- Population movements and housing policies.
- Home language transmission.
- Social networks and spheres of language use.
500,000 Welsh born people live in England, and around 600,000 English born people live in Wales. 90 per cent of the increase in Wales’s population since 2001 has been caused by in-migration. Gwynedd reflects this movement. For many years the vast majority of pupils in Gwynedd have been educated through the medium of Welsh but just 64 percent of Gwynedd’s population speak Welsh. While Ceredigion and Carmarthenshire have lost actual numbers of Welsh speakers, Gwynedd has kept its numbers but its percentage has declined. Without an adequate language integration scheme there is a clear societal language shift. We should not be shy in insisting on language learning opportunities for incomers, nor should we avoid developing housing policies which favour local people, many of whom are economically disadvantaged.
Several studies have shown that the pattern of Welsh language transmission in the home is around an inadequate 80 per cent where both parents are Welsh speaking and around 50 per cent in other circumstances. Whereas such parents tend to send their children to Welsh medium schools, the link between home language and the child’s Welsh language skills is imperfect. A successful link is fundamental in attempts at language sustainability and as a basis for positive future patterns of language use.
The erosion of parts of the country where Welsh is a majority language – studies have shown that 70 per cent or even 80 per cent Welsh speakers are needed for general confidence in language use – will doubtless see Welsh losing its place as the natural language of society. In less Welsh speaking parts of Wales there is a dearth of opportunity to use Welsh for the thousands of school leavers and learners. An increase in Welsh speakers can be foreseen in future, and this must be associated with providing adequate spheres of language use.
So to where do we go from here? The answer is no longer the sole responsibility of Welsh language bodies such as the Language Commissioner’s. We were lulled into a state of inertia by the very existence of the Welsh Language Board, whose sphere of influence was always restricted. It is now starkly clear that language policies per se belong to the past. The days of protest and reaction are over.
Ten years ago Professor Colin Williams wrote that efforts at language promotion would need to be in the field of social engineering in the 21st Century. Add to this economic engineering. Housing policies need to prioritise effects on language. Public bodies which use Welsh to a substantial extent can be relocated to Welsh speaking parts of Wales and economic action needs to be taken to establish largely Welsh speaking growth areas so that these become attractive for the young. Link to this adequate north-south transport and economic infrastructure and support for home-grown industries.
Other courses of action are needed in less Welsh speaking areas. The provision of Welsh medium education needs to correspond to the demand. Scores of Welsh language centres need to be established in urban areas for language learning and entertainment.

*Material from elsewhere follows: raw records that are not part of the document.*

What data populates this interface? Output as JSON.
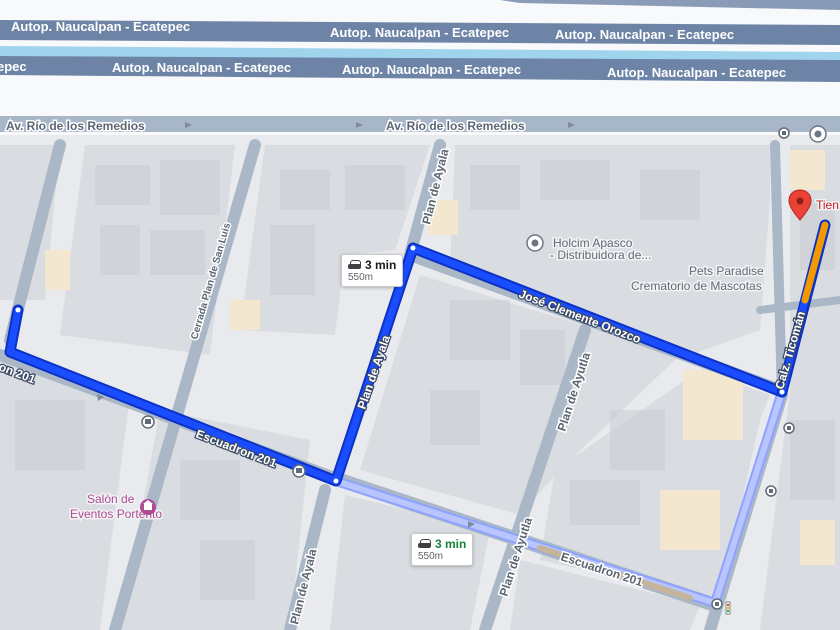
{
  "highway": {
    "label": "Autop. Naucalpan - Ecatepec",
    "label_cut_left": "epec",
    "label_cut_top": "o - Ecatepec"
  },
  "avenue": {
    "label": "Av. Río de los Remedios"
  },
  "streets": {
    "escuadron": "Escuadron 201",
    "escuadron_left": "on 201",
    "plan_de_ayala": "Plan de Ayala",
    "plan_de_ayutla": "Plan de Ayutla",
    "cerrada": "Cerrada Plan de San Luis",
    "jose_clemente": "José Clemente Orozco",
    "calz_ticoman": "Calz. Ticomán"
  },
  "places": {
    "holcim_line1": "Holcim Apasco",
    "holcim_line2": "- Distribuidora de...",
    "pets_line1": "Pets Paradise",
    "pets_line2": "Crematorio de Mascotas",
    "salon_line1": "Salón de",
    "salon_line2": "Eventos Portento",
    "destination": "Tien"
  },
  "routes": {
    "main": {
      "time": "3 min",
      "distance": "550m"
    },
    "alt": {
      "time": "3 min",
      "distance": "550m"
    }
  },
  "colors": {
    "route_main": "#1a4dff",
    "route_alt": "#aab8ff",
    "traffic_slow": "#f29900",
    "highway": "#6d84a6",
    "road": "#a7b6c8",
    "block": "#dcdfe4",
    "water": "#9fd4ec",
    "pin": "#ea4335",
    "alt_time": "#188038"
  },
  "icons": [
    "car-icon",
    "bus-stop-icon",
    "place-icon",
    "event-venue-icon",
    "destination-pin-icon",
    "arrow-icon"
  ]
}
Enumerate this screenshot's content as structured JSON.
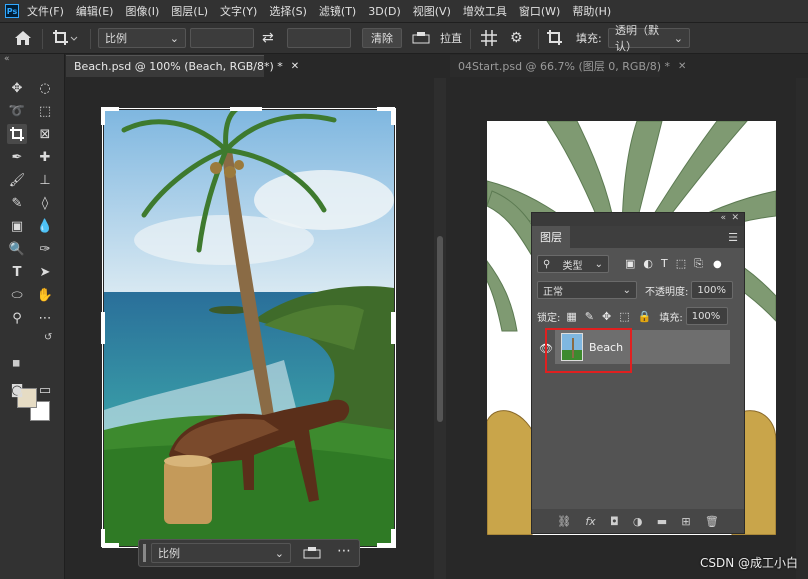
{
  "menubar": {
    "logo": "Ps",
    "items": [
      "文件(F)",
      "编辑(E)",
      "图像(I)",
      "图层(L)",
      "文字(Y)",
      "选择(S)",
      "滤镜(T)",
      "3D(D)",
      "视图(V)",
      "增效工具",
      "窗口(W)",
      "帮助(H)"
    ]
  },
  "options": {
    "ratio_label": "比例",
    "clear_label": "清除",
    "straighten_label": "拉直",
    "fill_label": "填充:",
    "fill_value": "透明（默认）"
  },
  "tabs": {
    "left": "Beach.psd @ 100% (Beach, RGB/8*) *",
    "right": "04Start.psd @ 66.7% (图层 0, RGB/8) *"
  },
  "floatbar": {
    "ratio_label": "比例"
  },
  "layers_panel": {
    "tab_label": "图层",
    "filter_kind": "类型",
    "blend_mode": "正常",
    "opacity_label": "不透明度:",
    "opacity_value": "100%",
    "lock_label": "锁定:",
    "fill_label": "填充:",
    "fill_value": "100%",
    "layer_name": "Beach"
  },
  "watermark": "CSDN @成工小白",
  "colors": {
    "foreground": "#e6dcc4",
    "background": "#ffffff",
    "highlight": "#e02020"
  }
}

Local authorities should provide Welsh activities for young people and a thorough and intense programme of teaching Welsh to parents and public employees needs to be established.
Other ideas abound. It is time to move onwards from the self-satisfying but socially irrelevant demand for Welsh bills and suchlike. The pleasurable use of Welsh in an increasing number of sustainable social networks, emphasising the value of the language for personal and national identity, is the task for the present generation.
If one were to measure the efforts made to safeguard the Welsh language in the last fifty years, attempts at ensuring language status would rate highly, and so would efforts made in the field of entertainment. Ensuring Welsh medium education would also score. There has been however an increasing chasm between these efforts and the use of Welsh in social networks. Social engineering, and economic engineering must now make Welsh a main concern for all government departments, rather than the concern of just the department of the Minister for Education and the Welsh language.